Would you repeat each line below exactly, without the pictures?

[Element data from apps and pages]
..............................

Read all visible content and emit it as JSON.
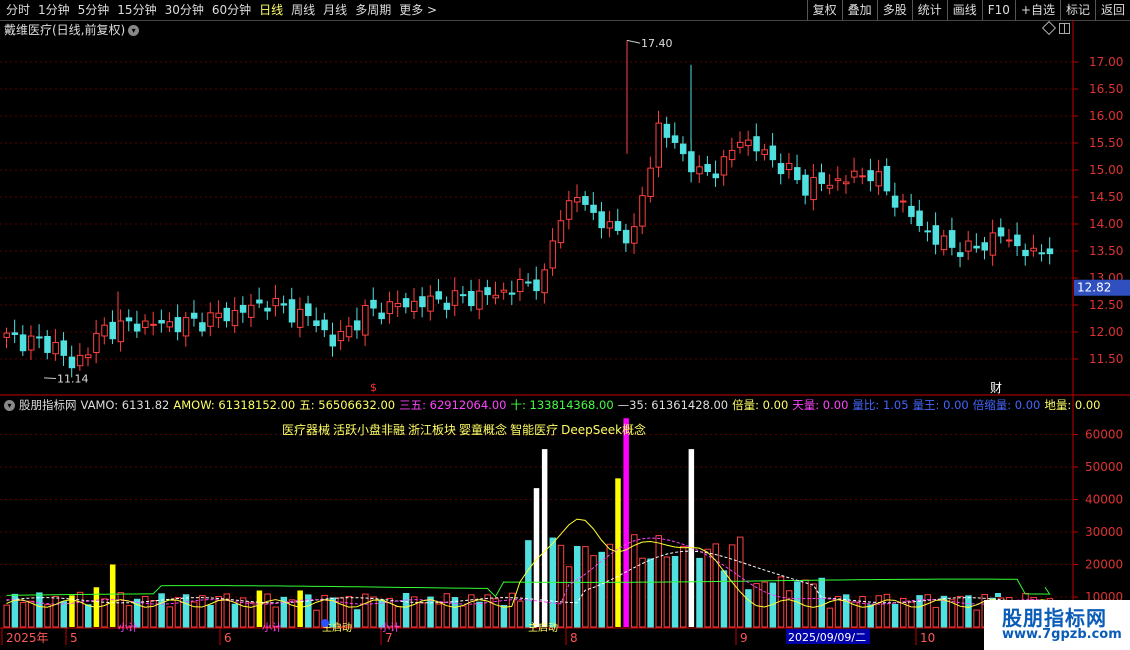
{
  "toolbar": {
    "periods": [
      "分时",
      "1分钟",
      "5分钟",
      "15分钟",
      "30分钟",
      "60分钟",
      "日线",
      "周线",
      "月线",
      "多周期",
      "更多 >"
    ],
    "active_index": 6,
    "buttons": [
      "复权",
      "叠加",
      "多股",
      "统计",
      "画线",
      "F10",
      "+自选",
      "标记",
      "返回"
    ]
  },
  "title": "戴维医疗(日线,前复权)",
  "price_axis": {
    "ticks": [
      "17.00",
      "16.50",
      "16.00",
      "15.50",
      "15.00",
      "14.50",
      "14.00",
      "13.50",
      "13.00",
      "12.50",
      "12.00",
      "11.50"
    ],
    "current": "12.82",
    "current_color": "#3050c0"
  },
  "annotations": {
    "high": "17.40",
    "low": "11.14",
    "dollar_mark": "$",
    "cai_mark": "财"
  },
  "indicator": {
    "name": "股朋指标网",
    "items": [
      {
        "label": "VAMO: 6131.82",
        "color": "#dddddd"
      },
      {
        "label": "AMOW: 61318152.00",
        "color": "#ffff66"
      },
      {
        "label": "五: 56506632.00",
        "color": "#ffff66"
      },
      {
        "label": "三五: 62912064.00",
        "color": "#ff44ff"
      },
      {
        "label": "十: 133814368.00",
        "color": "#44ff44"
      },
      {
        "label": "—35: 61361428.00",
        "color": "#dddddd"
      },
      {
        "label": "倍量: 0.00",
        "color": "#ffff66"
      },
      {
        "label": "天量: 0.00",
        "color": "#ff44ff"
      },
      {
        "label": "量比: 1.05",
        "color": "#4466ff"
      },
      {
        "label": "量王: 0.00",
        "color": "#4466ff"
      },
      {
        "label": "倍缩量: 0.00",
        "color": "#4466ff"
      },
      {
        "label": "地量: 0.00",
        "color": "#ffff66"
      }
    ]
  },
  "concepts": [
    "医疗器械",
    "活跃小盘非融",
    "浙江板块",
    "婴童概念",
    "智能医疗",
    "DeepSeek概念"
  ],
  "volume_axis": [
    "60000",
    "50000",
    "40000",
    "30000",
    "20000",
    "10000"
  ],
  "date_axis": {
    "labels": [
      "2025年",
      "5",
      "6",
      "7",
      "8",
      "9",
      "10"
    ],
    "cursor_date": "2025/09/09/二"
  },
  "markers": [
    "小计",
    "小计",
    "主启动",
    "小计",
    "主启动"
  ],
  "watermark": {
    "line1": "股朋指标网",
    "line2": "www.7gpzb.com"
  },
  "colors": {
    "up": "#ff4040",
    "down": "#50e0e0",
    "grid": "#5a0000",
    "axis": "#c00000"
  }
}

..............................

RESULT OF THIS TASK
Read all visible content and emit it as JSON.
{
  "toolbar": {
    "periods": [
      "分时",
      "1分钟",
      "5分钟",
      "15分钟",
      "30分钟",
      "60分钟",
      "日线",
      "周线",
      "月线",
      "多周期",
      "更多 >"
    ],
    "active_index": 6,
    "buttons": [
      "复权",
      "叠加",
      "多股",
      "统计",
      "画线",
      "F10",
      "+自选",
      "标记",
      "返回"
    ]
  },
  "title": "戴维医疗(日线,前复权)",
  "price_axis": {
    "ticks": [
      "17.00",
      "16.50",
      "16.00",
      "15.50",
      "15.00",
      "14.50",
      "14.00",
      "13.50",
      "13.00",
      "12.50",
      "12.00",
      "11.50"
    ],
    "current": "12.82",
    "current_color": "#3050c0"
  },
  "annotations": {
    "high": "17.40",
    "low": "11.14",
    "dollar_mark": "$",
    "cai_mark": "财"
  },
  "indicator": {
    "name": "股朋指标网",
    "items": [
      {
        "label": "VAMO: 6131.82",
        "color": "#dddddd"
      },
      {
        "label": "AMOW: 61318152.00",
        "color": "#ffff66"
      },
      {
        "label": "五: 56506632.00",
        "color": "#ffff66"
      },
      {
        "label": "三五: 62912064.00",
        "color": "#ff44ff"
      },
      {
        "label": "十: 133814368.00",
        "color": "#44ff44"
      },
      {
        "label": "—35: 61361428.00",
        "color": "#dddddd"
      },
      {
        "label": "倍量: 0.00",
        "color": "#ffff66"
      },
      {
        "label": "天量: 0.00",
        "color": "#ff44ff"
      },
      {
        "label": "量比: 1.05",
        "color": "#4466ff"
      },
      {
        "label": "量王: 0.00",
        "color": "#4466ff"
      },
      {
        "label": "倍缩量: 0.00",
        "color": "#4466ff"
      },
      {
        "label": "地量: 0.00",
        "color": "#ffff66"
      }
    ]
  },
  "concepts": [
    "医疗器械",
    "活跃小盘非融",
    "浙江板块",
    "婴童概念",
    "智能医疗",
    "DeepSeek概念"
  ],
  "volume_axis": [
    "60000",
    "50000",
    "40000",
    "30000",
    "20000",
    "10000"
  ],
  "date_axis": {
    "labels": [
      "2025年",
      "5",
      "6",
      "7",
      "8",
      "9",
      "10"
    ],
    "cursor_date": "2025/09/09/二"
  },
  "markers": [
    "小计",
    "小计",
    "主启动",
    "小计",
    "主启动"
  ],
  "watermark": {
    "line1": "股朋指标网",
    "line2": "www.7gpzb.com"
  },
  "colors": {
    "up": "#ff4040",
    "down": "#50e0e0",
    "grid": "#5a0000",
    "axis": "#c00000"
  }
}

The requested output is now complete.